A Penang PAS branch chief opined that DAP lacks an understanding of Islam and if it is to allay local Malay fears, it must give PAS greater leeway.
Instead, DAP should focus on ensuring that it can help its alliance partners, PAS and PKR, to achieve resounding victories in the election, former state PAS Youth chief Mohamed Hafiz Nordin said.
Hafiz, who is now a party branch head in Butterworth, said PAS has the capabilities and electoral support to represent the Malay and Muslim interests in Penang.
“It is just that the PAS grassroots feel they are overlooked here as the party only secured one out of the five seats it had contested.”
He was responding to statements by state DAP committee member Zulkifli Mohd Noor that the Malays should stand on the socialist party’s ticket in view of the fact that PAS and PKR are perceived by many quarters to be politically weak in Penang.
Zulkifli’s statement was echoed by a civil group, the Penang Malay Congress president Rahmad Isahak, who stressed that the best way for more Malay voices to be heard in the state administrative matters, was through DAP, as the others lacked credibility here.
This was also in view of the fact that Umno through Barisan Nasional has consolidated its hold on the Malay support here.
According to Rahmad, the political dimension of the Malays here, particularly on the island, differs from other parts of the country.
On the island, the Malays generally perceived themselves to be isolated due to the current socio-economic conditions where they are struggling to cope with rising living costs, brought on by expensive housing and a limit on quality jobs, Rahmad claimed.
Such a perception was also based on the fact that the present state government only has two Malay representatives, while the Malay population number is just slightly behind the Chinese, Rahmad said.
Lack of respect
To this, Hafiz said the conditions can be changed if PAS was given leeway to contribute in the state.
“The one state executive councillor’s post or religious portfolio was not accorded to the party.

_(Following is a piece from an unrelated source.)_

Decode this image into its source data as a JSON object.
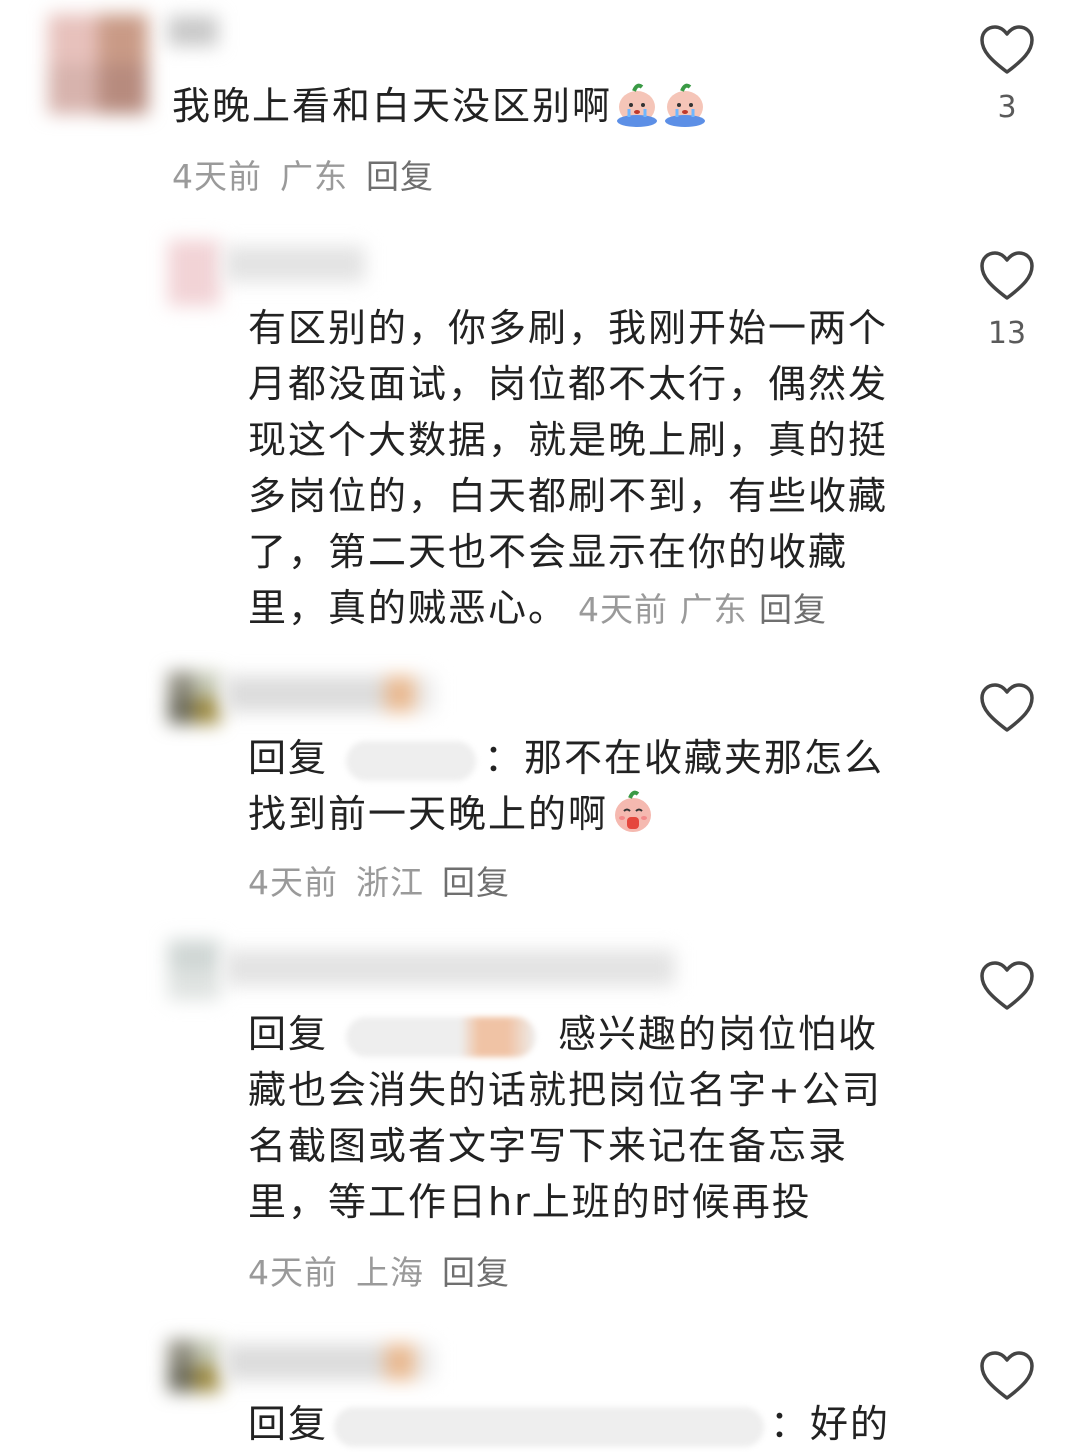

It shows a lack of respect.
“DAP should allow PAS to handle religious matters, as the present arrangement is not working out well due to the lack of attention and expertise by the present state exco member (Abdul Malik Abul Kassim).”
Pakatan Rakyat has 29 seats in Penang versus Umno’s (BN) 11, of which DAP has 19, PKR nine and PAS one.
In the last election, DAP contested 19 and won all while PAS only won one out of the five it contested and PKR secured nine out of 16.
Hafiz said to allay Malay fears about being sidelined, the present state government must be sensitive to the plight of the community.
Just preaching about it does not convince the community; the state must execute it – act to ensure the Malays do not feel deprived here.
He said DAP lacks an understanding of Islam, citing the recent controversial tweet by Perak DAP chairman Ngeh Koo Ham over the congregation’s condemnation of an alleged anti-Islam online movie.
Hafiz also cited DAP chairman Karpal Singh’s stern stand against the proposed Islamic state and hudud legislation, saying those two principles are the fundamental aspects of PAS’ struggle.
It does not augur well for the alliance if the two parties are bickering over the adoption of hudud, he said.